Artistic Affinities: On the edge of something new at the Shelburne Museum

jbitenc Art

Electra Havemeyer Webb, the founder of the Shelburne Museum, was a collector of astonishingly wideranging interests. Her diversity of tastes is reflected in holdings that include carriages, decoys, weather vanes, and antique bedcoverings, as well as paintings by Manet, Courbet, and Monet, and the steamboat Ticonderoga. Yet with its pastoral Vermont setting and a campus dotted with examples of vernacular New England architecture, the museum is primarily associated by many with its outstanding collection of folk art and Americana.

The Yale Center for British Art Reopens

nanderson Art

The Library Court of the Yale Center for British Art, following its recent reinstallation. Photograph by Richard Caspole.     Traditional architecture can age gracefully but nothing is more dispiriting than modernism gone to seed. That may be especially true of Louis Kahn’s work because Kahn hid nothing; it was part of his bravery, and his ethics, to put every …

Gray matters

Editorial Staff Exhibitions, Furniture & Decorative Arts

Recent films, exhibitions, and books re-establish Eileen Gray’s reputation and start to set the record straight   History was made at the Grand Palais in Paris on February 24, 2009, when lot 276 in Christie’s sale of the collection of Yves Saint Laurent and Pierre Bergé was hammered down. In the midst of an economic recession, Eileen Gray’s Dragons armchair …

Southern California modernism engages colonial New England

Editorial Staff Art

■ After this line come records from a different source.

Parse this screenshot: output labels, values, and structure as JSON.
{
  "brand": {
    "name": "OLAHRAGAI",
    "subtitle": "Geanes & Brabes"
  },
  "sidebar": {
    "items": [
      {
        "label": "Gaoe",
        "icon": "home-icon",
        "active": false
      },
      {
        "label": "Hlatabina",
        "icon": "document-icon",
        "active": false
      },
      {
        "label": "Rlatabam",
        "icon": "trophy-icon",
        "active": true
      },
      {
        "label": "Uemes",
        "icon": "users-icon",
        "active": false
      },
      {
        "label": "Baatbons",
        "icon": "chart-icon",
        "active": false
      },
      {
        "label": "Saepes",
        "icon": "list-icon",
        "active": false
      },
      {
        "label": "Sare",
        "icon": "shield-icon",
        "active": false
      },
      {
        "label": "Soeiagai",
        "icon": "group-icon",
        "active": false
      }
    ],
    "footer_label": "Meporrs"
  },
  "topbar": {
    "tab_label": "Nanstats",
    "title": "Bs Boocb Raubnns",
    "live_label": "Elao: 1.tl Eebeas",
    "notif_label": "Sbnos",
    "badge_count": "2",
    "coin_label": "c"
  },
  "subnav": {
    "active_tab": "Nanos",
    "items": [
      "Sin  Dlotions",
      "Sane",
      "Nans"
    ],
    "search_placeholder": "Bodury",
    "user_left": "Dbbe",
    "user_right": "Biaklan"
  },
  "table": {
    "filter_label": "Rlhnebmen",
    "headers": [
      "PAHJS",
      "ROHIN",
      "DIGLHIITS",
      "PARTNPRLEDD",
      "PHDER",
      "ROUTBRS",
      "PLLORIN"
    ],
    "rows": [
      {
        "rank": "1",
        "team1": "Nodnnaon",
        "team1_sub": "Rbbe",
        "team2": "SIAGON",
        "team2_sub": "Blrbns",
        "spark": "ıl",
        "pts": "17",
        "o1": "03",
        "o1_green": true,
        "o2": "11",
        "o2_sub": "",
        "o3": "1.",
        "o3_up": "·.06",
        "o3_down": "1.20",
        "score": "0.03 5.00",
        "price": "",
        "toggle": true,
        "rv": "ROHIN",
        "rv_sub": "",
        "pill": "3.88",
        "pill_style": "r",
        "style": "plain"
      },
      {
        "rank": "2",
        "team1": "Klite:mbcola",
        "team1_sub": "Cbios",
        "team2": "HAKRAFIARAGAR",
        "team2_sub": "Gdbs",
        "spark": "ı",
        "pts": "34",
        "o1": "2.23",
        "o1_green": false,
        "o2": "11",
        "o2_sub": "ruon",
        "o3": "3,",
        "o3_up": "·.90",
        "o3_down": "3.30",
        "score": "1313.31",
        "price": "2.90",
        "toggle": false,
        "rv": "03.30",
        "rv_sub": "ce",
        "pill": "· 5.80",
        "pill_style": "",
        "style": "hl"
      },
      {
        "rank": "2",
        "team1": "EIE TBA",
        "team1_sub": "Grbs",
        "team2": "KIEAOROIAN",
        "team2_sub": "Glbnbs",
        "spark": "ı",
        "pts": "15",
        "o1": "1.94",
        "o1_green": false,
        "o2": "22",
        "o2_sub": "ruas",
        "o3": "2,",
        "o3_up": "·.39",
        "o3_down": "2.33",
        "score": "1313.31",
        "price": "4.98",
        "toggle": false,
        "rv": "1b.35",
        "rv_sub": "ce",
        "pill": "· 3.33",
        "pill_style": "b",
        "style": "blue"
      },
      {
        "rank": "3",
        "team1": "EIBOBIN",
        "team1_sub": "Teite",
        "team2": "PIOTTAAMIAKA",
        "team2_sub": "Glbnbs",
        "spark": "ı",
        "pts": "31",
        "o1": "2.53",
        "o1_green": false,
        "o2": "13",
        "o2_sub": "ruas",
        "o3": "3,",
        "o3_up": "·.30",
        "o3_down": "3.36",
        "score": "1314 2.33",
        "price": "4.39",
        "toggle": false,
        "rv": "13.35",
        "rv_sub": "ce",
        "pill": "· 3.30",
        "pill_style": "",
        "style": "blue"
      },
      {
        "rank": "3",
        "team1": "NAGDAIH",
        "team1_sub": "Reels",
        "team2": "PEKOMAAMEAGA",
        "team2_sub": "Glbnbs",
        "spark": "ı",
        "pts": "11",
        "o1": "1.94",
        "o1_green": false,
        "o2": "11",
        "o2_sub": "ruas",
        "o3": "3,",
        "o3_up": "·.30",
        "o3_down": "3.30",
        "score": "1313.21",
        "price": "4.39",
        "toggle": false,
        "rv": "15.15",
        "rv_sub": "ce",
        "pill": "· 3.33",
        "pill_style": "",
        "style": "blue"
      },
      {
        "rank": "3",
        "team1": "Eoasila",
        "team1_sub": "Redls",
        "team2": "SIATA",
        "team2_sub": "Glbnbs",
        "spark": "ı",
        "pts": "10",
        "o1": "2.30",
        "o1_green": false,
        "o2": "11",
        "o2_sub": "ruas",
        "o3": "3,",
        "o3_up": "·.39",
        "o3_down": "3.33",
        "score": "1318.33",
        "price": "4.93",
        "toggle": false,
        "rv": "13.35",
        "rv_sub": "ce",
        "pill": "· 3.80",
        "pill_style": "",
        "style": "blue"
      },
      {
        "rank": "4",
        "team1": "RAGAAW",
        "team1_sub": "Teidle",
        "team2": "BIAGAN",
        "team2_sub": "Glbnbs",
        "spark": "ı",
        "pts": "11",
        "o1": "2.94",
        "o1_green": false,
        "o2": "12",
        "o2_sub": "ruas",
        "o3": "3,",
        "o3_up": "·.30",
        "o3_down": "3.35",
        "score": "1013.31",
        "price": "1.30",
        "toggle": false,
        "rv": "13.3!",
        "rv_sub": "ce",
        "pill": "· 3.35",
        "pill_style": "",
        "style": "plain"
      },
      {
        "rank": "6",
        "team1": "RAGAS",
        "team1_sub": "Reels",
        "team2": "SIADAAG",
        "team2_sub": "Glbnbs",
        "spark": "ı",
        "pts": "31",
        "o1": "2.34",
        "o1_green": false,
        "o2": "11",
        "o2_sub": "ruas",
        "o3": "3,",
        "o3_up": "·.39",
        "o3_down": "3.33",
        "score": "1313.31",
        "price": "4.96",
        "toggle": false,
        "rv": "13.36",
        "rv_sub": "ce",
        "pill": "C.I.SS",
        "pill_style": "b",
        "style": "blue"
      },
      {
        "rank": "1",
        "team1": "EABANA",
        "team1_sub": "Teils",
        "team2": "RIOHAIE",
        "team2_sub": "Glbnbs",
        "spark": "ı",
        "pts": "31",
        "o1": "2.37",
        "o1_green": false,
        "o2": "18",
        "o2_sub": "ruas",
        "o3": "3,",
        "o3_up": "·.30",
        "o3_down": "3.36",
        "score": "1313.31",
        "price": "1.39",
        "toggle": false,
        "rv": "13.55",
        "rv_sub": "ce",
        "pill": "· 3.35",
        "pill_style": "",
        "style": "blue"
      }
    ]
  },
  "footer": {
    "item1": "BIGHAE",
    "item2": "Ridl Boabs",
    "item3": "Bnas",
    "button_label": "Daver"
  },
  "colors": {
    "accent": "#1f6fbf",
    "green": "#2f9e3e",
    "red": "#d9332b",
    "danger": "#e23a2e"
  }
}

from The Magazine ANTIQUES, July/August 2012 | An advertisement placed by the Los Angeles department store Barker Brothers in the Los Angeles Times on November 13, 1929, records the earliest appearance of Porter Blanchard’s Commonwealth pattern, the first American flatware pattern to embrace modernism in both form and ornament (Fig. 3). Nine months later Barker Brothers featured Commonwealth again, in …

At home in modernism: The John C. Waddell collection of American design

Editorial Staff Furniture & Decorative Arts

Photography by John M. Hall | from The Magazine ANTIQUES, May/June 2012 | The art of today must be created today,” the designer and author Paul T. Frankl wrote in 1928. “It must express the life about us. It must reflect the main characteristics and earmarks of our own complex civilization.”1 Over the past four decades, collector John C. Waddell …

Multiple modernisms on exhibit in New York

Editorial Staff Art, Exhibitions

Early twentieth—century modernism-particularly that of Austria and Germany—seems to be all over New York this fall, with two exhibitions at the Guggenheim—Kandinsky, and Gabriel Munter and Vasily Kandisnky 1902-14: A life in Photographs—one at the Museum of Modern Art—Bauhaus 1919-1933: Workshops for Modernity, and yet another at the Neue Galerie: From Klimt to Klee: Masterworks from the Serge Sebarsky Collection, …

Design and reform: the making of the Bauhaus

Editorial Staff Art

October 2009 | In our time  the name Bauhaus has become a synonym for high modernism, a stand-in for the purist design language of the years between the two world wars and beyond. For many it is now a stylistic descriptor, a sort of shorthand for a specific look, often understood without any temporal attachment or historical meaning. But the …

Great Estates: Frank Lloyd Wright’s Taliesin West in Scottsdale, Arizona

Editorial Staff

“Living in the desert is the spiritual cathartic a great many people need.  I am one of them.” -FLW This year marks the fiftieth anniversary of the Solomon R. Guggenheim Museum, the iconic Fifth Avenue building designed by seminal architect Frank Lloyd Wright. The museum’s golden anniversary has inspired a year-long series of events beginning with the exhibition Frank Lloyd …

Instant Symposium: The Kitchen Debate, 50 years later

Editorial Staff

Today marks the 50th anniversary of President Richard Nixon and Soviet Premier Nikita Khrushchev’s infamous Kitchen Debate at the 1959 American National Exhibition in Moscow. Their clash of ideologies played out among a series of show rooms—including a model kitchen by General Electric—and was broadcast worldwide, quickly becoming a seminal moment in the history of the Cold War. We asked …

Kem Weber and the rise of modern design in Southern California

Editorial Staff

May 2009 | In the fall of 1926 Barker Brothers, then the largest furniture retailer in the United States, opened a striking new shop on the fourth floor of its eleven-story building in downtown Los Angeles. The new “store-within-a-store,” christened “Modes and Manners,” was the brainchild of the young designer Kem Weber (Fig. 2). It was not only the first …